Steve Sheinkin has done it again. His book on Daniel Ellsberg and the Pentagon papers is a great story, and a timely one. While he writes for a younger audience, there is nothing simple or simplified about the content or writing of this book, and I tore through it as if I’d never heard of…… Continue reading Most Dangerous by Steve Sheinkin
All Those Explosions Were Someone Else’s Fault was an hilarious read with a complicated protagonist who happens to turn into a superhero. Garner manages to work his way through all the superhero tropes in one book, while crafting a fast-paced story full of science and pseudo-science and alternate reality. My one criticism of the book (if you…… Continue reading All Those Explosions Were Someone Else’s Fault by James Alan Gardner
It’s the summer of 1969. You know: the Apollo 11 expedition to put a man on the moon. Tang. Women’s Lib. The summer Mamie’s family falls apart. I picked up I Love You, Michael Collins expecting a book about the space program, but it is instead a beautiful story about family and persistent and courage. Mamie…… Continue reading I Love You, Michael Collins by Lauren Baratz-Logsted
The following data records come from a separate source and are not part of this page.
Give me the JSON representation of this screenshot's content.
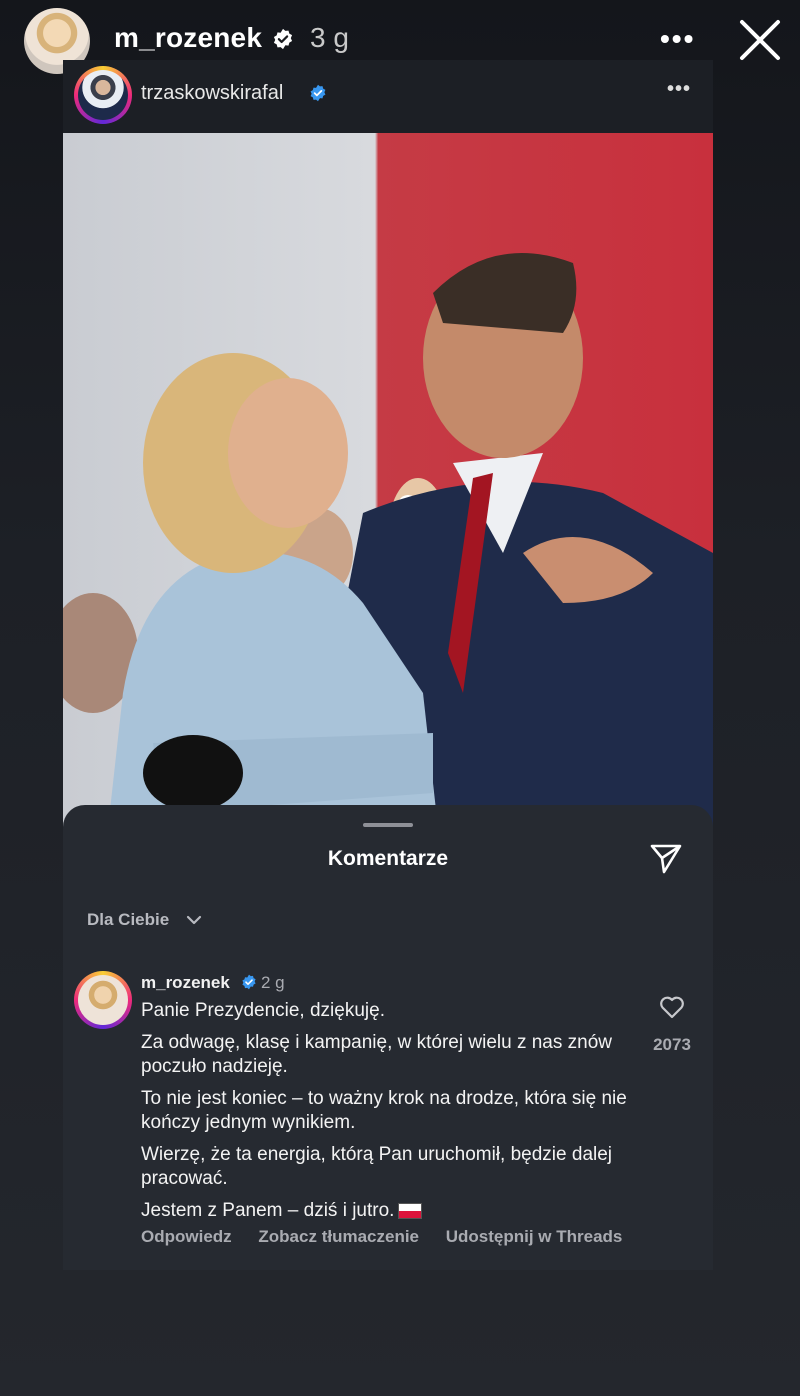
{
  "story": {
    "username": "m_rozenek",
    "time": "3 g",
    "more_label": "•••"
  },
  "post": {
    "username": "trzaskowskirafal",
    "more_label": "•••"
  },
  "comments_sheet": {
    "title": "Komentarze",
    "filter_label": "Dla Ciebie",
    "comment": {
      "username": "m_rozenek",
      "time": "2 g",
      "paragraphs": [
        "Panie Prezydencie, dziękuję.",
        "Za odwagę, klasę i kampanię, w której wielu z nas znów poczuło nadzieję.",
        "To nie jest koniec – to ważny krok na drodze, która się nie kończy jednym wynikiem.",
        "Wierzę, że ta energia, którą Pan uruchomił, będzie dalej pracować.",
        "Jestem z Panem – dziś i jutro."
      ],
      "likes": "2073",
      "actions": {
        "reply": "Odpowiedz",
        "translate": "Zobacz tłumaczenie",
        "share_threads": "Udostępnij w Threads"
      }
    }
  },
  "icons": {
    "verified": "verified-badge-icon",
    "close": "close-icon",
    "send": "send-icon",
    "heart": "heart-icon",
    "chevron": "chevron-down-icon",
    "flag": "poland-flag-icon"
  },
  "colors": {
    "verified": "#3897f0",
    "background": "#1d2026",
    "sheet": "#262a31"
  }
}
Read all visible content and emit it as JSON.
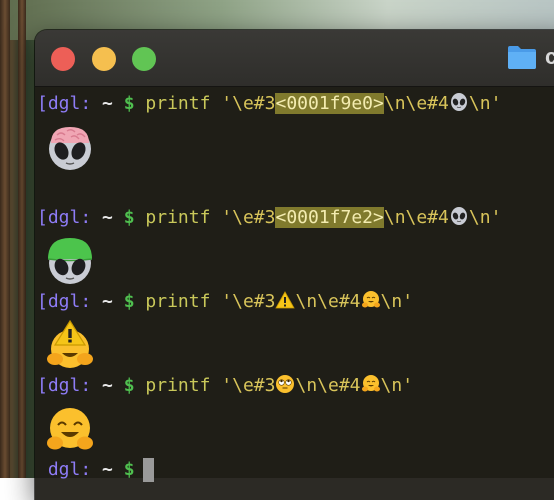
{
  "window": {
    "title": "c",
    "buttons": [
      "close",
      "minimize",
      "maximize"
    ]
  },
  "prompt": {
    "user": "dgl:",
    "dir": "~",
    "symbol": "$"
  },
  "commands": [
    {
      "cmd": "printf",
      "arg_prefix": "'\\e#3",
      "highlight": "<0001f9e0>",
      "arg_mid": "\\n\\e#4",
      "inline_emoji": "alien-icon",
      "arg_suffix": "\\n'",
      "output_emoji": "brain-alien-icon"
    },
    {
      "cmd": "printf",
      "arg_prefix": "'\\e#3",
      "highlight": "<0001f7e2>",
      "arg_mid": "\\n\\e#4",
      "inline_emoji": "alien-icon",
      "arg_suffix": "\\n'",
      "output_emoji": "green-circle-alien-icon"
    },
    {
      "cmd": "printf",
      "arg_prefix": "'\\e#3",
      "inline_emoji_1": "warning-icon",
      "arg_mid": "\\n\\e#4",
      "inline_emoji_2": "hugging-face-icon",
      "arg_suffix": "\\n'",
      "output_emoji": "warning-hugging-face-icon"
    },
    {
      "cmd": "printf",
      "arg_prefix": "'\\e#3",
      "inline_emoji_1": "rolling-eyes-icon",
      "arg_mid": "\\n\\e#4",
      "inline_emoji_2": "hugging-face-icon",
      "arg_suffix": "\\n'",
      "output_emoji": "rolling-eyes-hugging-face-icon"
    }
  ],
  "colors": {
    "prompt_user": "#8e7cf6",
    "prompt_dollar": "#4fbf4f",
    "command": "#c9c85a",
    "highlight_bg": "#807a2d"
  }
}
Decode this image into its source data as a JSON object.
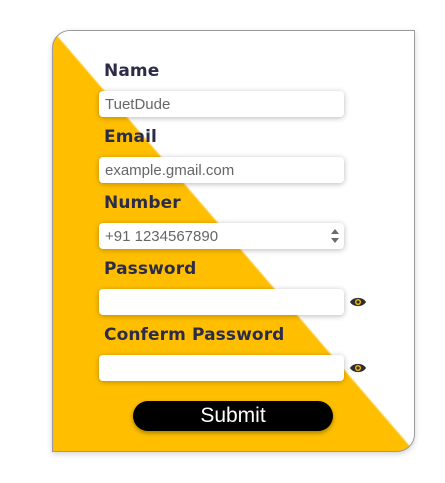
{
  "form": {
    "name": {
      "label": "Name",
      "value": "TuetDude"
    },
    "email": {
      "label": "Email",
      "value": "example.gmail.com"
    },
    "number": {
      "label": "Number",
      "value": "+91 1234567890"
    },
    "password": {
      "label": "Password",
      "value": ""
    },
    "confirm_password": {
      "label": "Conferm Password",
      "value": ""
    },
    "submit_label": "Submit"
  },
  "colors": {
    "accent": "#ffbf00",
    "label_text": "#2c2c48",
    "button": "#000000"
  },
  "icons": {
    "password_toggle": "eye-icon",
    "confirm_password_toggle": "eye-icon",
    "number_stepper": "spinner-arrows-icon"
  }
}
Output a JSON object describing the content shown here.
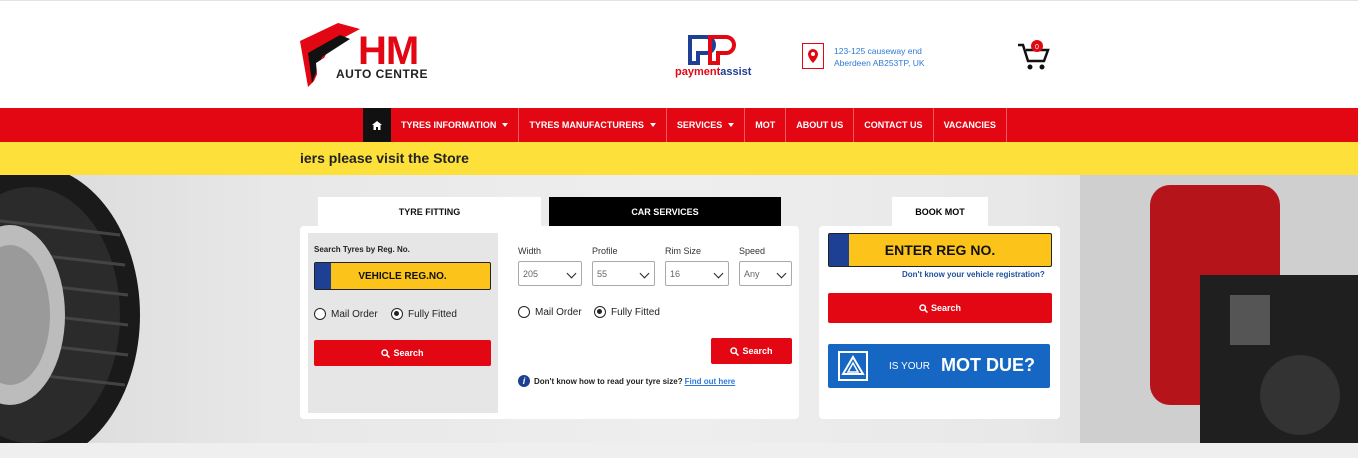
{
  "header": {
    "logo_main": "HM",
    "logo_sub": "AUTO CENTRE",
    "payment_brand_part1": "payment",
    "payment_brand_part2": "assist",
    "address_line1": "123-125 causeway end",
    "address_line2": "Aberdeen AB253TP, UK",
    "cart_count": "0"
  },
  "nav": {
    "items": [
      {
        "label": "TYRES INFORMATION",
        "dropdown": true
      },
      {
        "label": "TYRES MANUFACTURERS",
        "dropdown": true
      },
      {
        "label": "SERVICES",
        "dropdown": true
      },
      {
        "label": "MOT",
        "dropdown": false
      },
      {
        "label": "ABOUT US",
        "dropdown": false
      },
      {
        "label": "CONTACT US",
        "dropdown": false
      },
      {
        "label": "VACANCIES",
        "dropdown": false
      }
    ]
  },
  "ticker": {
    "text": "iers please visit the Store"
  },
  "tyre_search": {
    "tabs": [
      "TYRE FITTING",
      "CAR SERVICES"
    ],
    "reg_label": "Search Tyres by Reg. No.",
    "reg_plate": "VEHICLE REG.NO.",
    "radio_mail": "Mail Order",
    "radio_fitted": "Fully Fitted",
    "search_label": "Search",
    "size": {
      "width_label": "Width",
      "width_value": "205",
      "profile_label": "Profile",
      "profile_value": "55",
      "rim_label": "Rim Size",
      "rim_value": "16",
      "speed_label": "Speed",
      "speed_value": "Any"
    },
    "help_text": "Don't know how to read your tyre size?",
    "help_link": "Find out here"
  },
  "mot": {
    "tab": "BOOK MOT",
    "reg_plate": "ENTER REG NO.",
    "help_link": "Don't know your vehicle registration?",
    "search_label": "Search",
    "banner_small": "IS YOUR",
    "banner_big": "MOT DUE?"
  },
  "colors": {
    "brand_red": "#e30613",
    "ticker_yellow": "#fde03a",
    "plate_yellow": "#fcc41a",
    "mot_blue": "#1667c4"
  }
}
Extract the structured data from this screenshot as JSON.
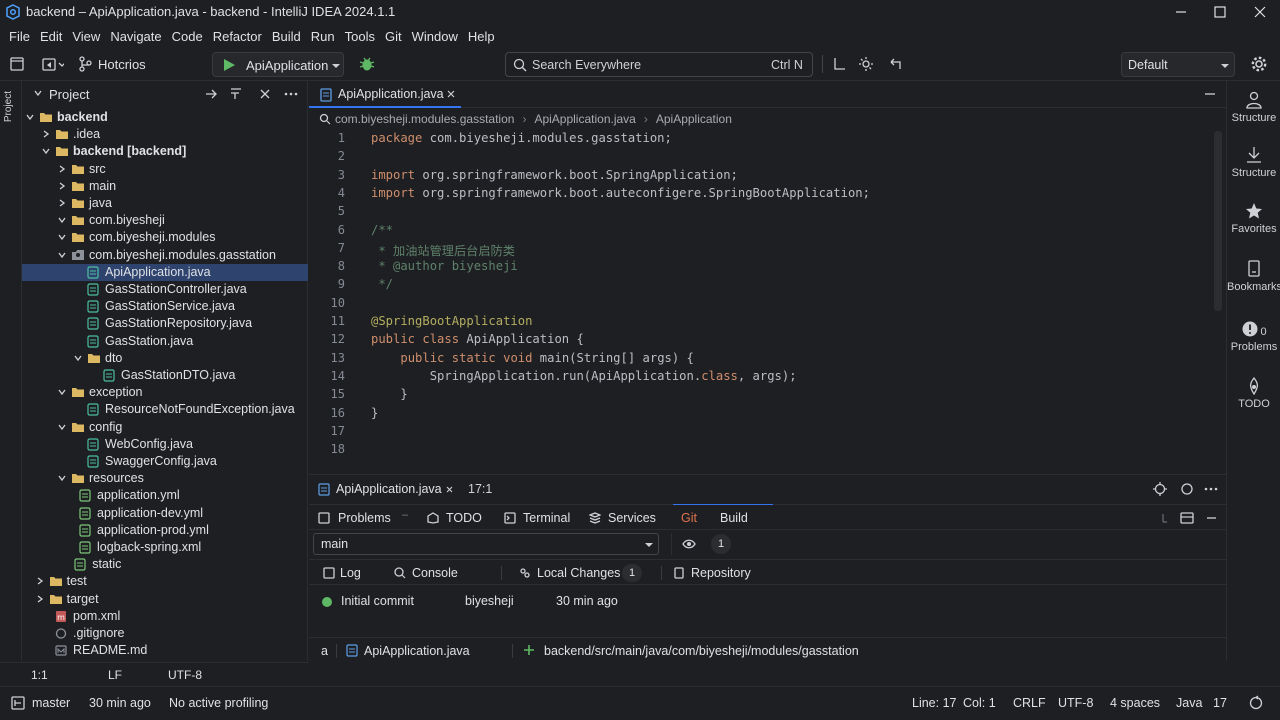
{
  "window": {
    "title": "backend – ApiApplication.java - backend - IntelliJ IDEA 2024.1.1"
  },
  "menu": [
    "File",
    "Edit",
    "View",
    "Navigate",
    "Code",
    "Refactor",
    "Build",
    "Run",
    "Tools",
    "Git",
    "Window",
    "Help"
  ],
  "toolbar": {
    "project_name": "Hotcrios",
    "run_config": "ApiApplication",
    "search_placeholder": "Search Everywhere",
    "search_shortcut": "Ctrl N",
    "profile": "Default"
  },
  "left_strip": {
    "label": "Project"
  },
  "project_panel": {
    "title": "Project",
    "tree": [
      {
        "label": "backend",
        "level": 0,
        "type": "folder",
        "expanded": true,
        "bold": true
      },
      {
        "label": ".idea",
        "level": 1,
        "type": "folder",
        "expanded": false
      },
      {
        "label": "backend [backend]",
        "level": 1,
        "type": "module",
        "expanded": true,
        "bold": true
      },
      {
        "label": "src",
        "level": 2,
        "type": "folder",
        "expanded": false
      },
      {
        "label": "main",
        "level": 2,
        "type": "folder",
        "expanded": false
      },
      {
        "label": "java",
        "level": 2,
        "type": "folder",
        "expanded": false
      },
      {
        "label": "com.biyesheji",
        "level": 2,
        "type": "folder",
        "expanded": true
      },
      {
        "label": "com.biyesheji.modules",
        "level": 2,
        "type": "folder",
        "expanded": true
      },
      {
        "label": "com.biyesheji.modules.gasstation",
        "level": 2,
        "type": "package",
        "expanded": true
      },
      {
        "label": "ApiApplication.java",
        "level": 3,
        "type": "java",
        "selected": true
      },
      {
        "label": "GasStationController.java",
        "level": 3,
        "type": "java"
      },
      {
        "label": "GasStationService.java",
        "level": 3,
        "type": "java"
      },
      {
        "label": "GasStationRepository.java",
        "level": 3,
        "type": "java"
      },
      {
        "label": "GasStation.java",
        "level": 3,
        "type": "java"
      },
      {
        "label": "dto",
        "level": 3,
        "type": "folder",
        "expanded": true
      },
      {
        "label": "GasStationDTO.java",
        "level": 4,
        "type": "java"
      },
      {
        "label": "exception",
        "level": 2,
        "type": "folder",
        "expanded": true
      },
      {
        "label": "ResourceNotFoundException.java",
        "level": 3,
        "type": "java"
      },
      {
        "label": "config",
        "level": 2,
        "type": "folder",
        "expanded": true
      },
      {
        "label": "WebConfig.java",
        "level": 3,
        "type": "java"
      },
      {
        "label": "SwaggerConfig.java",
        "level": 3,
        "type": "java"
      },
      {
        "label": "resources",
        "level": 2,
        "type": "folder",
        "expanded": true
      },
      {
        "label": "application.yml",
        "level": 2.5,
        "type": "yml"
      },
      {
        "label": "application-dev.yml",
        "level": 2.5,
        "type": "yml"
      },
      {
        "label": "application-prod.yml",
        "level": 2.5,
        "type": "yml"
      },
      {
        "label": "logback-spring.xml",
        "level": 2.5,
        "type": "yml"
      },
      {
        "label": "static",
        "level": 2.2,
        "type": "yml"
      },
      {
        "label": "test",
        "level": 0.6,
        "type": "folder",
        "expanded": false
      },
      {
        "label": "target",
        "level": 0.6,
        "type": "folder",
        "expanded": false
      },
      {
        "label": "pom.xml",
        "level": 1,
        "type": "xml"
      },
      {
        "label": ".gitignore",
        "level": 1,
        "type": "git"
      },
      {
        "label": "README.md",
        "level": 1,
        "type": "md"
      }
    ]
  },
  "editor": {
    "tab": "ApiApplication.java",
    "breadcrumbs": [
      "com.biyesheji.modules.gasstation",
      "ApiApplication.java",
      "ApiApplication"
    ],
    "lines": [
      "package com.biyesheji.modules.gasstation;",
      "",
      "import org.springframework.boot.SpringApplication;",
      "import org.springframework.boot.auteconfigere.SpringBootApplication;",
      "",
      "/**",
      " * 加油站管理后台启防类",
      " * @author biyesheji",
      " */",
      "",
      "@SpringBootApplication",
      "public class ApiApplication {",
      "    public static void main(String[] args) {",
      "        SpringApplication.run(ApiApplication.class, args);",
      "    }",
      "}",
      "",
      ""
    ],
    "line_numbers": [
      "1",
      "2",
      "3",
      "4",
      "5",
      "6",
      "7",
      "8",
      "9",
      "10",
      "11",
      "12",
      "13",
      "14",
      "15",
      "16",
      "17",
      "18"
    ]
  },
  "right_strip": [
    {
      "label": "Structure",
      "icon": "person-icon"
    },
    {
      "label": "Structure",
      "icon": "download-icon"
    },
    {
      "label": "Favorites",
      "icon": "star-icon"
    },
    {
      "label": "Bookmarks",
      "icon": "bookmark-icon"
    },
    {
      "label": "Problems",
      "icon": "problems-icon",
      "badge": "0"
    },
    {
      "label": "TODO",
      "icon": "todo-icon"
    }
  ],
  "bottom_panel": {
    "file_tab": "ApiApplication.java",
    "position": "17:1",
    "tabs": [
      "Problems",
      "TODO",
      "Terminal",
      "Services",
      "Git",
      "Build"
    ],
    "branch": "main",
    "count": "1",
    "subtabs": [
      "Log",
      "Console",
      "Local Changes",
      "Repository"
    ],
    "local_changes_count": "1",
    "commit": {
      "message": "Initial commit",
      "author": "biyesheji",
      "time": "30 min ago"
    },
    "path_row": {
      "prefix": "a",
      "file": "ApiApplication.java",
      "path": "backend/src/main/java/com/biyesheji/modules/gasstation"
    }
  },
  "status_left": {
    "pos": "1:1",
    "eol": "LF",
    "enc": "UTF-8"
  },
  "statusbar": {
    "branch": "master",
    "time": "30 min ago",
    "profiling": "No active profiling",
    "line": "Line: 17",
    "col": "Col: 1",
    "eol": "CRLF",
    "encoding": "UTF-8",
    "indent": "4 spaces",
    "lang": "Java",
    "version": "17"
  }
}
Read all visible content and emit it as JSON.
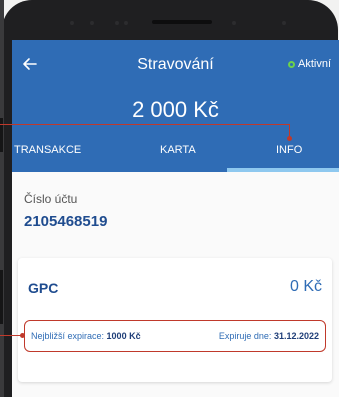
{
  "header": {
    "title": "Stravování",
    "status": "Aktivní",
    "amount": "2 000 Kč"
  },
  "tabs": [
    {
      "label": "TRANSAKCE"
    },
    {
      "label": "KARTA"
    },
    {
      "label": "INFO"
    }
  ],
  "account": {
    "label": "Číslo účtu",
    "number": "2105468519"
  },
  "card": {
    "name": "GPC",
    "balance": "0 Kč",
    "expiry_label": "Nejbližší expirace:",
    "expiry_amount": "1000 Kč",
    "expires_label": "Expiruje dne:",
    "expires_date": "31.12.2022"
  },
  "colors": {
    "header": "#2f6cb5",
    "tab_active_underline": "#8ec8ef",
    "status_dot": "#6cd24a",
    "callout": "#c0392b"
  },
  "icons": [
    "back-arrow-icon",
    "status-dot-icon"
  ]
}
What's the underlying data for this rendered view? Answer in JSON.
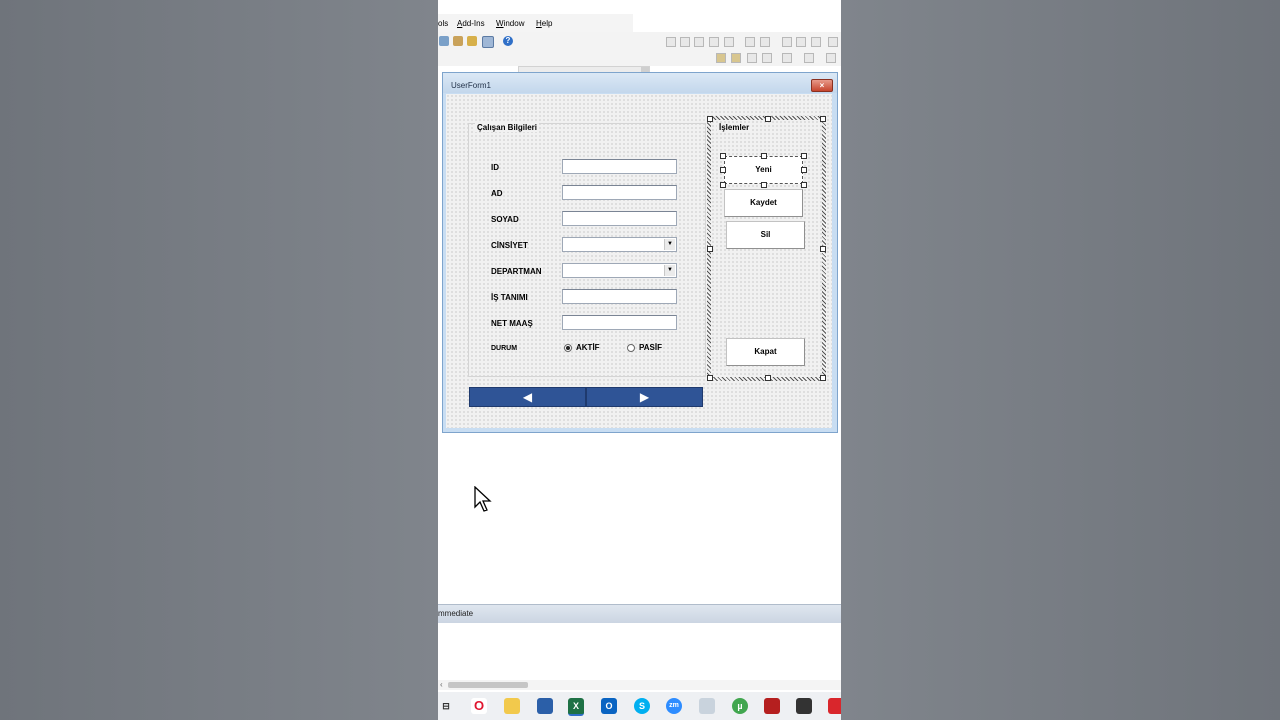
{
  "menu": {
    "items": [
      {
        "label": "ols",
        "ul": ""
      },
      {
        "label": "dd-Ins",
        "ul": "A"
      },
      {
        "label": "indow",
        "ul": "W"
      },
      {
        "label": "elp",
        "ul": "H"
      }
    ]
  },
  "help_icon": "?",
  "userform": {
    "title": "UserForm1",
    "close_icon": "×",
    "frame_info": {
      "label": "Çalışan Bilgileri",
      "fields": [
        {
          "label": "ID",
          "kind": "text"
        },
        {
          "label": "AD",
          "kind": "text"
        },
        {
          "label": "SOYAD",
          "kind": "text"
        },
        {
          "label": "CİNSİYET",
          "kind": "combo"
        },
        {
          "label": "DEPARTMAN",
          "kind": "combo"
        },
        {
          "label": "İŞ TANIMI",
          "kind": "text"
        },
        {
          "label": "NET MAAŞ",
          "kind": "text"
        }
      ],
      "durum": {
        "label": "DURUM",
        "options": [
          {
            "label": "AKTİF",
            "selected": true
          },
          {
            "label": "PASİF",
            "selected": false
          }
        ]
      }
    },
    "frame_ops": {
      "label": "İşlemler",
      "buttons": [
        "Yeni",
        "Kaydet",
        "Sil",
        "Kapat"
      ]
    },
    "nav": {
      "prev_icon": "◀",
      "next_icon": "▶"
    }
  },
  "immediate": {
    "label": "mmediate"
  },
  "taskbar": {
    "icons": [
      "task-view-icon",
      "opera-icon",
      "file-explorer-icon",
      "store-icon",
      "excel-icon",
      "outlook-icon",
      "skype-icon",
      "zoom-icon",
      "tool-icon",
      "utorrent-icon",
      "app-icon",
      "video-app-icon",
      "app-red-icon"
    ]
  },
  "colors": {
    "nav_button": "#2f5496",
    "form_border": "#7ea4cc",
    "close_red": "#c6452e"
  }
}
My first novel, The Match, is free on kindle from now through June 5. Now is the perfect time to add it to your library. Thanks for spreading the word!
I had the opportunity to be my daughter’s date last night as Jessica Day George spoke at our local independent bookstore. What a great night! Day George’s books (The Dragon Slippers books, the Tuesdays at the Castle series, the Twelve Dancing Princesses series) are some of my kids’ favorites. Because they picked them up after they…… Continue reading An Evening with Jessica Day George
This has been a rereading season for me, with a few exceptions. I’ve highlighted a few favorites (both old and new) below. Hannah Coulter by Wendell Berry I posted a longer review here, but in short Hannah Coulter is a beautiful novel that reads like a memoir. Hannah is a young woman who comes of…… Continue reading Quick Lit: April 2018